───── MATERIAL PROVIDED
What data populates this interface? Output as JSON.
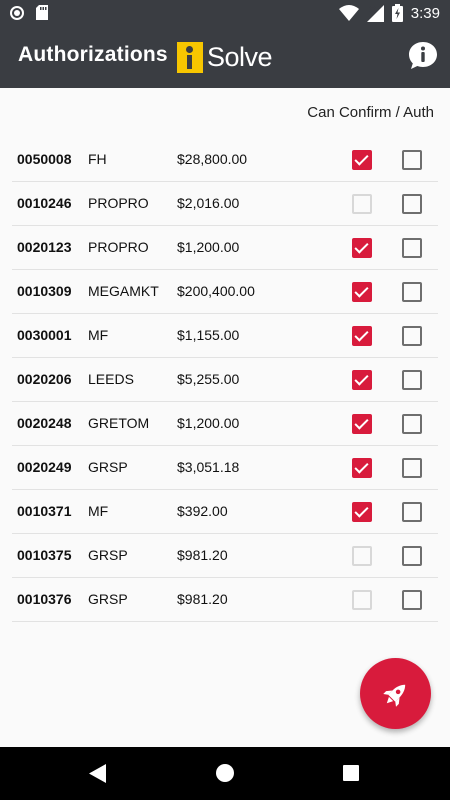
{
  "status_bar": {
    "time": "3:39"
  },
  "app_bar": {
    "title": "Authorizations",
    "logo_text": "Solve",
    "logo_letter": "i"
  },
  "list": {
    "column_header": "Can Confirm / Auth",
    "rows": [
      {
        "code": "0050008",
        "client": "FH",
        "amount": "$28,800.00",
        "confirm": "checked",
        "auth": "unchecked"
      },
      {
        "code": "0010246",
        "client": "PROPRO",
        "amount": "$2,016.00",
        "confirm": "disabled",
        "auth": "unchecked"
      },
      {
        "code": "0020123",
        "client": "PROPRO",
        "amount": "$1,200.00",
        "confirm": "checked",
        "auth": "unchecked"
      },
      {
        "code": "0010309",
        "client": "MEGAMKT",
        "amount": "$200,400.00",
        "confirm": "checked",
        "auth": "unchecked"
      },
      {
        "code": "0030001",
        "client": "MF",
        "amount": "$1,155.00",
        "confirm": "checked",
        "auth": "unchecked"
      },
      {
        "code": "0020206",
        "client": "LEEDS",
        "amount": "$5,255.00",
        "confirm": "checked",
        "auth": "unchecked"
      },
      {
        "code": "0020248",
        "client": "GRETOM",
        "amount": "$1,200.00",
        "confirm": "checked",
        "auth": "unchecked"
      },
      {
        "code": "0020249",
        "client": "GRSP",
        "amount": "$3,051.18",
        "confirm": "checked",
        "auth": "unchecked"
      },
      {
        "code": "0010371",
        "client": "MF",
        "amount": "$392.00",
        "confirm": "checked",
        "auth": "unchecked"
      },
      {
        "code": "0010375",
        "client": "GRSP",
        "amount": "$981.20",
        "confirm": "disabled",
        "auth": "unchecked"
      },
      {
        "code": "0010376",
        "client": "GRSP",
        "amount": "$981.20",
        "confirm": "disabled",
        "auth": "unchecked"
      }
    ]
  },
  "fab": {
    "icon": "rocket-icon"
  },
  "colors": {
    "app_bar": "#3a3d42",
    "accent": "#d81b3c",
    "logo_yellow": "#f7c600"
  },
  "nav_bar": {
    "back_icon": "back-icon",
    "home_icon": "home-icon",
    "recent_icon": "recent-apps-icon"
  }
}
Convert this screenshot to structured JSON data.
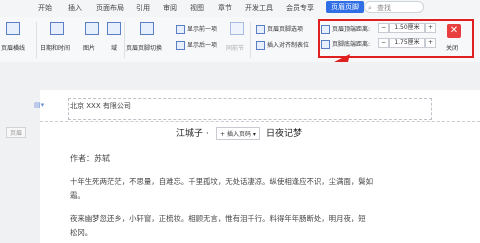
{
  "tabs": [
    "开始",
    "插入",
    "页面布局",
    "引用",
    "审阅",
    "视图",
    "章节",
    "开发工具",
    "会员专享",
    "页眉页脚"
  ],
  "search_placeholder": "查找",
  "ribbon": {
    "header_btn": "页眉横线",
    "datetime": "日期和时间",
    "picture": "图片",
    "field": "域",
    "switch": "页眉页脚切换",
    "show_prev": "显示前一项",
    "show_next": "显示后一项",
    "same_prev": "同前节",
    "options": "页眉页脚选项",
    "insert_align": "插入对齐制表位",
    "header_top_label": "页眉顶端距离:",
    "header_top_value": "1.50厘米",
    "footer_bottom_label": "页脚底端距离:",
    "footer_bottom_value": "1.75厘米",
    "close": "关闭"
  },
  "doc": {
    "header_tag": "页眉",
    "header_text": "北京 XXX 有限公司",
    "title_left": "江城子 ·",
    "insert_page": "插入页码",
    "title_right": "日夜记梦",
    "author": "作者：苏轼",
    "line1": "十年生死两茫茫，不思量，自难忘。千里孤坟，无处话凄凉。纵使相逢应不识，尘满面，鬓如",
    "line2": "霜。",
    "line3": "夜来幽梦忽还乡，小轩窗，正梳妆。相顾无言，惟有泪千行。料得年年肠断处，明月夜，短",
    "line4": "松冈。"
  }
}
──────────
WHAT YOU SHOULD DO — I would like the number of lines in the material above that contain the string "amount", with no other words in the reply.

YOUR SOLUTION — 11